Mr. Bertagnolli, my own key take-away to your scenario is that once you begin making such a calculations, you may be drawn to make other, similar ones. Like the “stone soup” folktale, once you find things to add into the financial “soup,” you often keep finding more.
I once started an account for such “found money,” separate from all else that I considered savings or retirement. When I retired, that 30-year account had grown well over $100K. Just before the pandemic self-isolation kicked in, we completed a large addition/sun-room to our house. We sit in isolation, yes, but surrounded by trees and birds and sun and sky—all from money that we more-or-less found behind sofa cushions or in the value of cents-off coupons for items we’d needed to buy, anyway.
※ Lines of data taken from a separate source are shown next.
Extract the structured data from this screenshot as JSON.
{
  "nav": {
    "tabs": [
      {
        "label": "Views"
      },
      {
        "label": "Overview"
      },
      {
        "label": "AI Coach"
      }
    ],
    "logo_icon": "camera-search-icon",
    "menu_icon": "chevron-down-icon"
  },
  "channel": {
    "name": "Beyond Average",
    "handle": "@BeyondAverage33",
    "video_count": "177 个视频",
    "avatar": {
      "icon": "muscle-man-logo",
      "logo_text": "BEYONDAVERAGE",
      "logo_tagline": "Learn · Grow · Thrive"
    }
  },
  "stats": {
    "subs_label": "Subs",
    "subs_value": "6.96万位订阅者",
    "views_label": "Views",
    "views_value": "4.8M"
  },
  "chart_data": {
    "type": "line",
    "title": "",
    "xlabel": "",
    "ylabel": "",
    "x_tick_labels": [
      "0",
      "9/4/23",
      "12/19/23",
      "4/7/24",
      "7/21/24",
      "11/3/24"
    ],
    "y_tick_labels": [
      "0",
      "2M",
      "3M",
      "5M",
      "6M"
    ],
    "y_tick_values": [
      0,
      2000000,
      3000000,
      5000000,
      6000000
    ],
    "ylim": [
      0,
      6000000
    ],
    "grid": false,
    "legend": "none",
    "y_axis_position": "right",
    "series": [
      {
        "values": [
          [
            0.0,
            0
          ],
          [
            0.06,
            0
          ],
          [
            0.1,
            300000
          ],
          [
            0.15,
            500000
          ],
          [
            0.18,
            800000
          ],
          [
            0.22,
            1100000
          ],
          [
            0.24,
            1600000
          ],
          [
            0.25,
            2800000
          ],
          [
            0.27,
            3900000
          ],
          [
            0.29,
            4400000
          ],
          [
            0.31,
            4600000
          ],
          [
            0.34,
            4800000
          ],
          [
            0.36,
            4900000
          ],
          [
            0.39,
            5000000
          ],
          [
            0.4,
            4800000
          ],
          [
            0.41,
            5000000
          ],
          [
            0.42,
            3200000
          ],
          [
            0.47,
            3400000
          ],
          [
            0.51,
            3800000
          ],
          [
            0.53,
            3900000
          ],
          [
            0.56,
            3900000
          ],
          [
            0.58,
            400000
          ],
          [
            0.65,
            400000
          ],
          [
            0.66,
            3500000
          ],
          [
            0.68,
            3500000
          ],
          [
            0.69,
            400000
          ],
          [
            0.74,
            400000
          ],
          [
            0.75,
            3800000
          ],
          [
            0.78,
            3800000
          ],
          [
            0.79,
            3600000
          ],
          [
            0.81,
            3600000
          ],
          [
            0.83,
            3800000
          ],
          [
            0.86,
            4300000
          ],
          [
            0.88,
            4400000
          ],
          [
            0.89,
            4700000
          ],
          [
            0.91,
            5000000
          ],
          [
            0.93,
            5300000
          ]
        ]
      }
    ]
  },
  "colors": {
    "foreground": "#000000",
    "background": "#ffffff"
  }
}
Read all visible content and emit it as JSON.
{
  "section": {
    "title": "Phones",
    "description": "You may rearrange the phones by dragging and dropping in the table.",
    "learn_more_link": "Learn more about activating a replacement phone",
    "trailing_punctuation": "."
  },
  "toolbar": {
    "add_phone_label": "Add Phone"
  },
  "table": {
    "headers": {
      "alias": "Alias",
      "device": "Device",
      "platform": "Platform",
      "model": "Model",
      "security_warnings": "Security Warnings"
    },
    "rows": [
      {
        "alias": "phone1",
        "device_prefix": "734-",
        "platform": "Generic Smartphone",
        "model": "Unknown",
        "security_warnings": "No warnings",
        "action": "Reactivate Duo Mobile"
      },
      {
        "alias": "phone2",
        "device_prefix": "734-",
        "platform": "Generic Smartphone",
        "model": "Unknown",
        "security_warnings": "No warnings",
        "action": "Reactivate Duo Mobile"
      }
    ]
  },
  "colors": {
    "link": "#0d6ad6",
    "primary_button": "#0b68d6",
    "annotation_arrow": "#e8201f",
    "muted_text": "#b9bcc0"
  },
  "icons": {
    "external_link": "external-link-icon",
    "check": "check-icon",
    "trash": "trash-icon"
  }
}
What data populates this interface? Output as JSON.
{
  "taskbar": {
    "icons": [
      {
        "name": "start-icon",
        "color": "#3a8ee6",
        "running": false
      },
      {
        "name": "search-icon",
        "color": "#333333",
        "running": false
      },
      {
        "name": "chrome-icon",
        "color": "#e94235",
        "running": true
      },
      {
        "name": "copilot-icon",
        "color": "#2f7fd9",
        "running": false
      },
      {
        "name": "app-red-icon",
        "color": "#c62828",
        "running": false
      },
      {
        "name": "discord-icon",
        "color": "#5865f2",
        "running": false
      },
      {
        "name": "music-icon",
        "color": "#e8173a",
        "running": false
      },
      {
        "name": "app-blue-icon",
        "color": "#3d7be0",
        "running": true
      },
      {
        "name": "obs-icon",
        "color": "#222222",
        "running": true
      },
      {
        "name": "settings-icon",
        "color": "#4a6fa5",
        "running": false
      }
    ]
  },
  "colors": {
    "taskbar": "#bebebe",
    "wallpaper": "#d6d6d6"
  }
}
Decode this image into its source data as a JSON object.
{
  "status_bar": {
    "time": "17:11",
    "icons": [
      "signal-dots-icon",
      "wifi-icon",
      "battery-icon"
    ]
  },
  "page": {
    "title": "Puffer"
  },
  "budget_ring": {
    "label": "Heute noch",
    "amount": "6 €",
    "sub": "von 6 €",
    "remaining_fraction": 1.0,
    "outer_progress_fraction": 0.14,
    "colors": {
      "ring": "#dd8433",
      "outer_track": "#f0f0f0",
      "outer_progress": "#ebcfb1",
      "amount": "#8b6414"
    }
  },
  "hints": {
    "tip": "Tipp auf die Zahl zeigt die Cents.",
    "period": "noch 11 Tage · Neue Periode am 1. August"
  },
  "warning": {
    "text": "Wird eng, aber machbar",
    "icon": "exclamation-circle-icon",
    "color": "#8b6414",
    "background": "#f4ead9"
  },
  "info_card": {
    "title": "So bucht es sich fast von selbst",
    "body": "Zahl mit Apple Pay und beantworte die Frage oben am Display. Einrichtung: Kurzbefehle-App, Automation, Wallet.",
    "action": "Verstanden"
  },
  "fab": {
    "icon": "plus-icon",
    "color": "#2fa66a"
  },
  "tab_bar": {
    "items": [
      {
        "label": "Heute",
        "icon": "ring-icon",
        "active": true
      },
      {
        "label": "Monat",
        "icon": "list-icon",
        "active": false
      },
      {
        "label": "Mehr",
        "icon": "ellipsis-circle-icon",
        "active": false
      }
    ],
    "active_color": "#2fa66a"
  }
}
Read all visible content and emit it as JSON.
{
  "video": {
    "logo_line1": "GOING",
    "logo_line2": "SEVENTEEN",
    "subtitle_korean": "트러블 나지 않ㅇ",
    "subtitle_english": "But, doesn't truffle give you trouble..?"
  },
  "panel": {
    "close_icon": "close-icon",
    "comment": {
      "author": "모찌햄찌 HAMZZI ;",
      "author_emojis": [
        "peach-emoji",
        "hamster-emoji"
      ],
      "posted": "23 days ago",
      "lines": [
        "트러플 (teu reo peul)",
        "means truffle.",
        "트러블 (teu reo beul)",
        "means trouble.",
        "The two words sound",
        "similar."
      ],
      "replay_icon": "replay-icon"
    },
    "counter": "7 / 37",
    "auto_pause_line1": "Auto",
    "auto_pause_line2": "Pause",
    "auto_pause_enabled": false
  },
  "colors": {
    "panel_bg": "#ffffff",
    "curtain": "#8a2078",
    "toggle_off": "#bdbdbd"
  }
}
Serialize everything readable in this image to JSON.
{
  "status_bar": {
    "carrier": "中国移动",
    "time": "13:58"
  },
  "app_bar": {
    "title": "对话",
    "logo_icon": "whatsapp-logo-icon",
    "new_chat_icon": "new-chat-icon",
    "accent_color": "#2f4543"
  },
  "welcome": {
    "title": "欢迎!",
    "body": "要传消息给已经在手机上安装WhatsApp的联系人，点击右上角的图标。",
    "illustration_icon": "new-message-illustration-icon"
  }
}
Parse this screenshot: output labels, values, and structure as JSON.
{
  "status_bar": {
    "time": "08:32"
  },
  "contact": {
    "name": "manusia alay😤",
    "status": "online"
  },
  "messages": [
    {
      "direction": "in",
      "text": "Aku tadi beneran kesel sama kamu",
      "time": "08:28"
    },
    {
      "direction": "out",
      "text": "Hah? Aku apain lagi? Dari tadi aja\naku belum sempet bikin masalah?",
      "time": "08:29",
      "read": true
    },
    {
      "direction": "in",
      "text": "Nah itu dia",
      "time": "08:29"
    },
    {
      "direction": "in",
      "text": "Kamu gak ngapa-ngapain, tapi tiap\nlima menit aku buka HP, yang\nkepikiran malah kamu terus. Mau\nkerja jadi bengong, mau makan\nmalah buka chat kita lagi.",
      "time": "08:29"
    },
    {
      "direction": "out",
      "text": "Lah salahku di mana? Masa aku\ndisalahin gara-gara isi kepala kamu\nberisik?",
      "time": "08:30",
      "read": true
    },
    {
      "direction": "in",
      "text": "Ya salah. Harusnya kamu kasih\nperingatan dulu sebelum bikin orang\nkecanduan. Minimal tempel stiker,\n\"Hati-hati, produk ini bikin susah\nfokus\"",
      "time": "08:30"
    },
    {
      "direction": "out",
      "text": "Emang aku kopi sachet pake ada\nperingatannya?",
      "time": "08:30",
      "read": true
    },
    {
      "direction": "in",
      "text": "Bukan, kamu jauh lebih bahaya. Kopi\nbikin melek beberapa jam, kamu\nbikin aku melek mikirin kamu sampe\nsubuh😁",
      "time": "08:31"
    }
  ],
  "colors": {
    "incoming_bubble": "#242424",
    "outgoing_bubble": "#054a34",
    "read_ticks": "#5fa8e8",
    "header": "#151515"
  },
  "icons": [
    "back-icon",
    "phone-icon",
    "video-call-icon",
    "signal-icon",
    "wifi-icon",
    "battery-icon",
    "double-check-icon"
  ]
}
The result you get from such calculations changes depending on whether you assume investing at the beginning of the month or the end….
Good point. The value posted above was calculated assuming the $6 was invested at the end of each day. If you invest at the start of each day, the end result would be $216,428.47. Another important assumption with these values is that interest is calculated daily.
If your investment compounds monthly, the end results are again different: $215,707.95 if you invest the money at the end of each month; $216,426.97 if you invest the money at the start of each month. Here I made the simplifying assumption that $182.5 is invested each month instead of taking into account the actual number of days per month.
I was just curious about the compound interest effect in this example. No matter how you deposit the $6, compounding returns about 2.5 times your principal after 40 years.
Good reminders, but old habits die hard. After a lifetime of saving and living well within my means, I just can’t bring myself to spend $35-40K on a car like most of my neighbors, though I could easily afford to. “Splurging” and “happiness” are in the eye of the beholder. Some folks passions cost a bunch, others very little. And “wasting time” is not universal. I’m retired, and I actually enjoy researching how I can save a few thousand on a new car purchase, for example. (OK, ready for “Get a life” comments). I don’t spend close to the magic 4% of savings each year (more like 1% thanks to delaying SS benefits for my wife and myself), and yet I feel I have everything I want. My parents were adults during the Great Depression, and I think a lot of their habits rubbed off on me.